The rumors of my wealth are greatly exaggerated. How about yours? After all, we all know that most writers live in mansions sipping martinis. We spend long vacations in villas in Tuscany. Evidently we have expensive cars and servants, too. (Or is that minions?) 😉
I recently overheard an aspiring author telling folks that the only reason certain writers have a reading audience (and so many books published) is because said writers have money. This is a bizarre statement for many reasons.
1. I have yet to meet a writer who gained a reading audience just because they had money, unless they had some sort of celebrity in another area to begin with. An example of this would be Snookie from Jersey Shore.
2. Most writers I know are poor or they have a day job. So if they have any money whatsoever it’s because they work mundane jobs just like everyone else. I, for example, keep my office job, albeit part-time, because I like the stability of a regular paycheck. Writing income can be somewhat unreliable, plus you only get paid once a month or every quarter. Sure, while I generally make enough money that I could live off of my writing alone, that still doesn’t mean I’m wealthy. I make enough that my husband and I can pay our bills, keep a roof over our heads, and food in our stomachs. No, we’re not living paycheck to paycheck. No, we’re not wealthy. We’re comfortable. We also have very good money management skills. It would be my guess that this applies to other authors as well.

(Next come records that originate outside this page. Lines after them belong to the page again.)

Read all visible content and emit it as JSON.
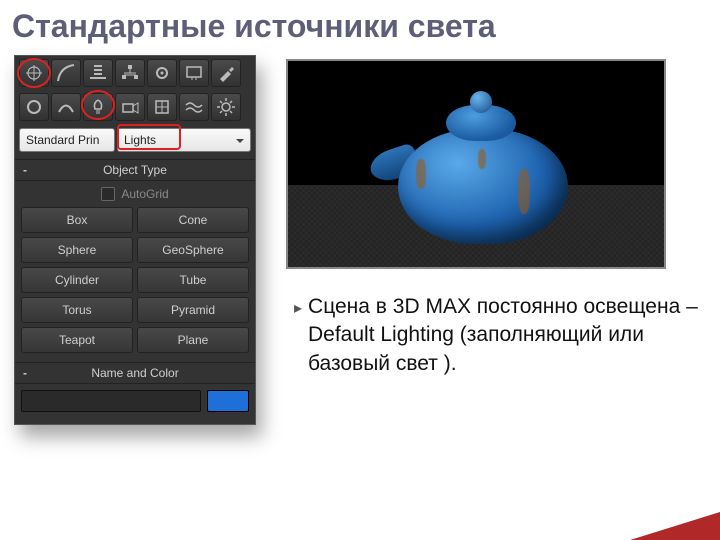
{
  "slide": {
    "title": "Стандартные источники света",
    "body": "Сцена в 3D MAX постоянно освещена – Default Lighting (заполняющий или базовый свет )."
  },
  "panel": {
    "toolbar1": [
      {
        "name": "geometry-icon"
      },
      {
        "name": "shapes-icon"
      },
      {
        "name": "lights-icon-top"
      },
      {
        "name": "hierarchy-icon"
      },
      {
        "name": "motion-icon"
      },
      {
        "name": "display-icon"
      },
      {
        "name": "utilities-icon"
      }
    ],
    "toolbar2": [
      {
        "name": "circle-tool-icon"
      },
      {
        "name": "path-tool-icon"
      },
      {
        "name": "light-tool-icon"
      },
      {
        "name": "camera-tool-icon"
      },
      {
        "name": "helper-tool-icon"
      },
      {
        "name": "spacewarp-tool-icon"
      },
      {
        "name": "systems-tool-icon"
      }
    ],
    "dropdown1": "Standard Prin",
    "dropdown2": "Lights",
    "sections": {
      "objectType": "Object Type",
      "autoGrid": "AutoGrid",
      "nameAndColor": "Name and Color"
    },
    "objects": [
      "Box",
      "Cone",
      "Sphere",
      "GeoSphere",
      "Cylinder",
      "Tube",
      "Torus",
      "Pyramid",
      "Teapot",
      "Plane"
    ],
    "swatch": "#1e6fd8"
  },
  "render": {
    "alt": "Blue teapot 3D render with default lighting"
  }
}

3. Money from writing is usually the result of being a good writer (or just a good story teller), but it’s very rarely the reason someone has an audience or good book sales (unless #1 applies).

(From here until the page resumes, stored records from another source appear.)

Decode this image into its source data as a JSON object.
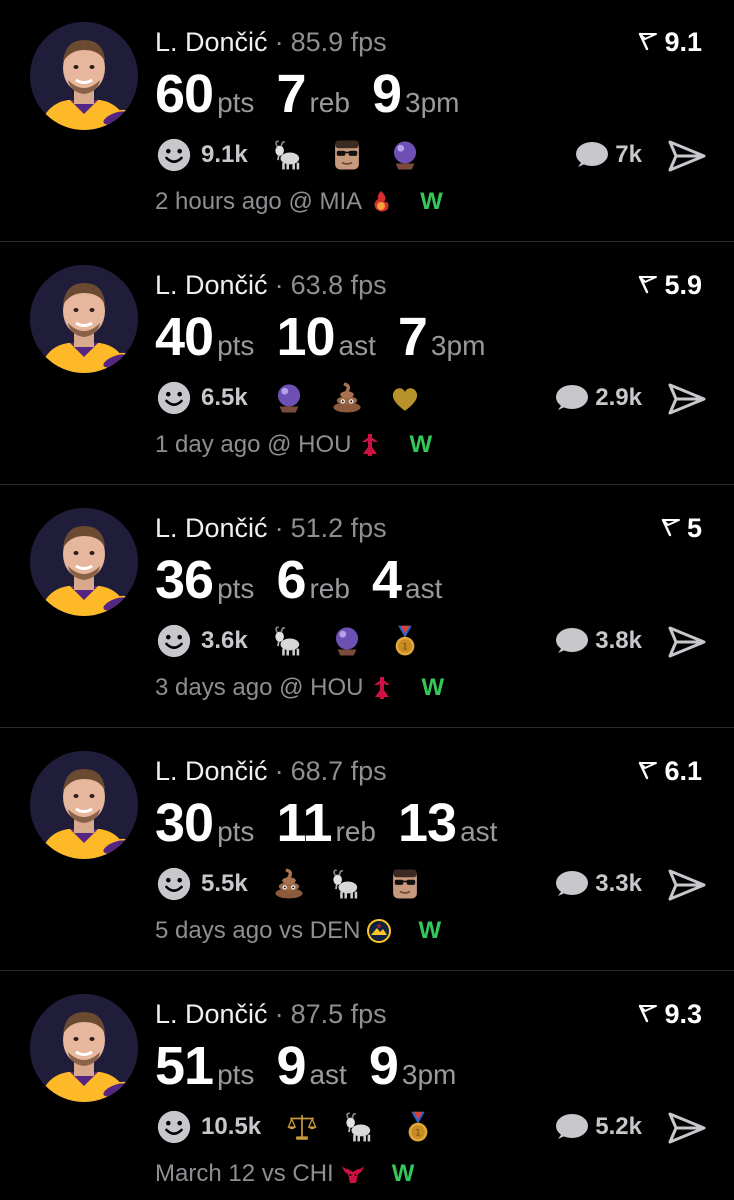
{
  "posts": [
    {
      "player": "L. Dončić",
      "separator": "·",
      "fps": "85.9 fps",
      "rating": "9.1",
      "stats": [
        {
          "value": "60",
          "unit": "pts"
        },
        {
          "value": "7",
          "unit": "reb"
        },
        {
          "value": "9",
          "unit": "3pm"
        }
      ],
      "smiley_count": "9.1k",
      "reactions": [
        "goat-emoji",
        "sunglasses-man-emoji",
        "crystal-ball-emoji"
      ],
      "comments": "7k",
      "time": "2 hours ago",
      "venue": "@ MIA",
      "team_icon": "heat-logo",
      "result": "W"
    },
    {
      "player": "L. Dončić",
      "separator": "·",
      "fps": "63.8 fps",
      "rating": "5.9",
      "stats": [
        {
          "value": "40",
          "unit": "pts"
        },
        {
          "value": "10",
          "unit": "ast"
        },
        {
          "value": "7",
          "unit": "3pm"
        }
      ],
      "smiley_count": "6.5k",
      "reactions": [
        "crystal-ball-emoji",
        "poop-emoji",
        "gold-heart-emoji"
      ],
      "comments": "2.9k",
      "time": "1 day ago",
      "venue": "@ HOU",
      "team_icon": "rockets-logo",
      "result": "W"
    },
    {
      "player": "L. Dončić",
      "separator": "·",
      "fps": "51.2 fps",
      "rating": "5",
      "stats": [
        {
          "value": "36",
          "unit": "pts"
        },
        {
          "value": "6",
          "unit": "reb"
        },
        {
          "value": "4",
          "unit": "ast"
        }
      ],
      "smiley_count": "3.6k",
      "reactions": [
        "goat-emoji",
        "crystal-ball-emoji",
        "gold-medal-emoji"
      ],
      "comments": "3.8k",
      "time": "3 days ago",
      "venue": "@ HOU",
      "team_icon": "rockets-logo",
      "result": "W"
    },
    {
      "player": "L. Dončić",
      "separator": "·",
      "fps": "68.7 fps",
      "rating": "6.1",
      "stats": [
        {
          "value": "30",
          "unit": "pts"
        },
        {
          "value": "11",
          "unit": "reb"
        },
        {
          "value": "13",
          "unit": "ast"
        }
      ],
      "smiley_count": "5.5k",
      "reactions": [
        "poop-emoji",
        "goat-emoji",
        "sunglasses-man-emoji"
      ],
      "comments": "3.3k",
      "time": "5 days ago",
      "venue": "vs DEN",
      "team_icon": "nuggets-logo",
      "result": "W"
    },
    {
      "player": "L. Dončić",
      "separator": "·",
      "fps": "87.5 fps",
      "rating": "9.3",
      "stats": [
        {
          "value": "51",
          "unit": "pts"
        },
        {
          "value": "9",
          "unit": "ast"
        },
        {
          "value": "9",
          "unit": "3pm"
        }
      ],
      "smiley_count": "10.5k",
      "reactions": [
        "scales-emoji",
        "goat-emoji",
        "gold-medal-emoji"
      ],
      "comments": "5.2k",
      "time": "March 12",
      "venue": "vs CHI",
      "team_icon": "bulls-logo",
      "result": "W"
    }
  ],
  "colors": {
    "background": "#000000",
    "muted_text": "#8e8e93",
    "win_green": "#34c759",
    "lakers_gold": "#fdb927",
    "lakers_purple": "#552583"
  }
}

4. Writers who do eventually end up making a living from their craft often wrote for many years without making a cent, or the money they did make from writing was hobby income. ::raises hand:: Guilty! I have been writing with the goal of becoming a professional novelist since 1991. It only took me 20 years to get here. It’s very rare for an author to have anything handed to him/her. On that note – successful indies worked very hard to get where they are, too – trust me on this.

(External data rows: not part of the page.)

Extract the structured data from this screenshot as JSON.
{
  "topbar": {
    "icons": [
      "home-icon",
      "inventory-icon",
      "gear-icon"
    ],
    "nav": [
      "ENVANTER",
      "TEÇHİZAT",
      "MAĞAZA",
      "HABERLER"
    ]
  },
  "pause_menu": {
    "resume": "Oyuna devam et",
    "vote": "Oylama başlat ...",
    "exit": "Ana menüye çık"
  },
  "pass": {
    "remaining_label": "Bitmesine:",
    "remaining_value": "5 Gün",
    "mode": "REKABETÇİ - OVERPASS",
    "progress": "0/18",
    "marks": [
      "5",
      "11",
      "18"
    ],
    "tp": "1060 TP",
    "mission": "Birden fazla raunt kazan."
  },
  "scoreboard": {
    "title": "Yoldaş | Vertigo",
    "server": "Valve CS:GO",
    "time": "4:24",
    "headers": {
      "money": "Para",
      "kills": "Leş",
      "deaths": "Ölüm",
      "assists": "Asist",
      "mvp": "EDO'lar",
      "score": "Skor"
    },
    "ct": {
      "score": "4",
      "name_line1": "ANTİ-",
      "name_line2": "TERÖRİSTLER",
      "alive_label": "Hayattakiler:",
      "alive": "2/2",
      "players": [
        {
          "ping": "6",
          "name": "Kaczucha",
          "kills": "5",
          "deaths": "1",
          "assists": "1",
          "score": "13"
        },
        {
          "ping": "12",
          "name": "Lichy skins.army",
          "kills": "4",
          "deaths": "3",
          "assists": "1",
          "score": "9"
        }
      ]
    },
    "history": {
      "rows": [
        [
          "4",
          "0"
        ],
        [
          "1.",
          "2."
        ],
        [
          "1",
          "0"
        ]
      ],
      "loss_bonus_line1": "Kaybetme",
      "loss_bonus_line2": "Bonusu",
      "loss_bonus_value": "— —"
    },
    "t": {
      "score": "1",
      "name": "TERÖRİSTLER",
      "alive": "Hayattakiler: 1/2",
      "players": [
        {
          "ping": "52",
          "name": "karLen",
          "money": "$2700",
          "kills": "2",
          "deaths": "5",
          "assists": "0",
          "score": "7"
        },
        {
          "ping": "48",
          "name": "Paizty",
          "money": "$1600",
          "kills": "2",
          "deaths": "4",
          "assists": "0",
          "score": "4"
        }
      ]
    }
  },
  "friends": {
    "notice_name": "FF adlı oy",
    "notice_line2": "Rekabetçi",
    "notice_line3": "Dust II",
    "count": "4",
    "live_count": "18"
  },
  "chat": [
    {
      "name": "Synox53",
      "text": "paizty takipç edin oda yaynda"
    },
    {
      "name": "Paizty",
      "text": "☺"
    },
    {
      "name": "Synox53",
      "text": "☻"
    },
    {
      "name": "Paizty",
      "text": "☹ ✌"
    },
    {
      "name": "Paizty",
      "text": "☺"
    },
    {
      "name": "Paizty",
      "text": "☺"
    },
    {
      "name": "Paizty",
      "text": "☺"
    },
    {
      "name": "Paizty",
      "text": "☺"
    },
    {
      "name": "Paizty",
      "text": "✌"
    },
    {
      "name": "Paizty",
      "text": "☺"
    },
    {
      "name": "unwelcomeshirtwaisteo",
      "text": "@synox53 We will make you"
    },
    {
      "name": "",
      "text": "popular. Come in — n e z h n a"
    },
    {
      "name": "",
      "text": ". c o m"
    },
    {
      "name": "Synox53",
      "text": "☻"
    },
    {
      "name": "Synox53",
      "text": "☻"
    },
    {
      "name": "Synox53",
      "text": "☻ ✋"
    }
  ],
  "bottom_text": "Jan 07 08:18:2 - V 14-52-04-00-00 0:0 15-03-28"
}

5. Yes, some indie authors pay for editing, cover art and all that, but that no more makes them “rich” than being able to mix some herbs together from a recipe makes one a herbalist. That’s simply about priorities. Some authors are serious enough about their writing that if they’re going to go indie, they’re going to do it right and give that work every opportunity to succeed. Usually, in the beginning, the money spent on such things comes from having a day job.
So to that writer out there who cries that his book isn’t succeeding and other writers are only making it because they have money – that’s an excuse. It’s more likely that his book hasn’t found its audience, the author doesn’t understand how to market his work, the cover art is horrible, or the writing lacks in some way. Some authors are good at marketing, even on a budget. Some authors are clueless in that department. Some authors write really well and know their subject matter (in the case of NF), others do not. Readers aren’t stupid. They’re the ones who choose the books they like and the books they don’t.
And that, as they say, is that.